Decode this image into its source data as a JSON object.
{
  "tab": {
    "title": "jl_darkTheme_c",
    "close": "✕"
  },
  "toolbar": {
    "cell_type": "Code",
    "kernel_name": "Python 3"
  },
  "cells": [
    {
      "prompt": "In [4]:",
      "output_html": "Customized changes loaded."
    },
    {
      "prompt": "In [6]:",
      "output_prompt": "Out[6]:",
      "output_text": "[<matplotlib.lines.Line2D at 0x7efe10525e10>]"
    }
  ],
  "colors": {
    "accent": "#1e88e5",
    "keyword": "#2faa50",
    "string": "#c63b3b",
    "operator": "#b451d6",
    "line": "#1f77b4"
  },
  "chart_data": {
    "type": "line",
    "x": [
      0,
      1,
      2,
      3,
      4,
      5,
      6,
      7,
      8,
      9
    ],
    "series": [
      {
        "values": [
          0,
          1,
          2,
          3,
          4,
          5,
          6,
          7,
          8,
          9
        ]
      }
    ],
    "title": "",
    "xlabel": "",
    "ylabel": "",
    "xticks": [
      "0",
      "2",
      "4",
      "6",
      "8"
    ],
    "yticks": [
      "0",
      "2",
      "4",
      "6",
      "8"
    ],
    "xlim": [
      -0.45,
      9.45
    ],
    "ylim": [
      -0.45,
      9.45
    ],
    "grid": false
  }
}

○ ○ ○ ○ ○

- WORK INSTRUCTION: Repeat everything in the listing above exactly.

- ANSWER SPACE:
Decode this image into its source data as a JSON object.
{
  "tab": {
    "title": "jl_darkTheme_c",
    "close": "✕"
  },
  "toolbar": {
    "cell_type": "Code",
    "kernel_name": "Python 3"
  },
  "cells": [
    {
      "prompt": "In [4]:",
      "output_html": "Customized changes loaded."
    },
    {
      "prompt": "In [6]:",
      "output_prompt": "Out[6]:",
      "output_text": "[<matplotlib.lines.Line2D at 0x7efe10525e10>]"
    }
  ],
  "colors": {
    "accent": "#1e88e5",
    "keyword": "#2faa50",
    "string": "#c63b3b",
    "operator": "#b451d6",
    "line": "#1f77b4"
  },
  "chart_data": {
    "type": "line",
    "x": [
      0,
      1,
      2,
      3,
      4,
      5,
      6,
      7,
      8,
      9
    ],
    "series": [
      {
        "values": [
          0,
          1,
          2,
          3,
          4,
          5,
          6,
          7,
          8,
          9
        ]
      }
    ],
    "title": "",
    "xlabel": "",
    "ylabel": "",
    "xticks": [
      "0",
      "2",
      "4",
      "6",
      "8"
    ],
    "yticks": [
      "0",
      "2",
      "4",
      "6",
      "8"
    ],
    "xlim": [
      -0.45,
      9.45
    ],
    "ylim": [
      -0.45,
      9.45
    ],
    "grid": false
  }
}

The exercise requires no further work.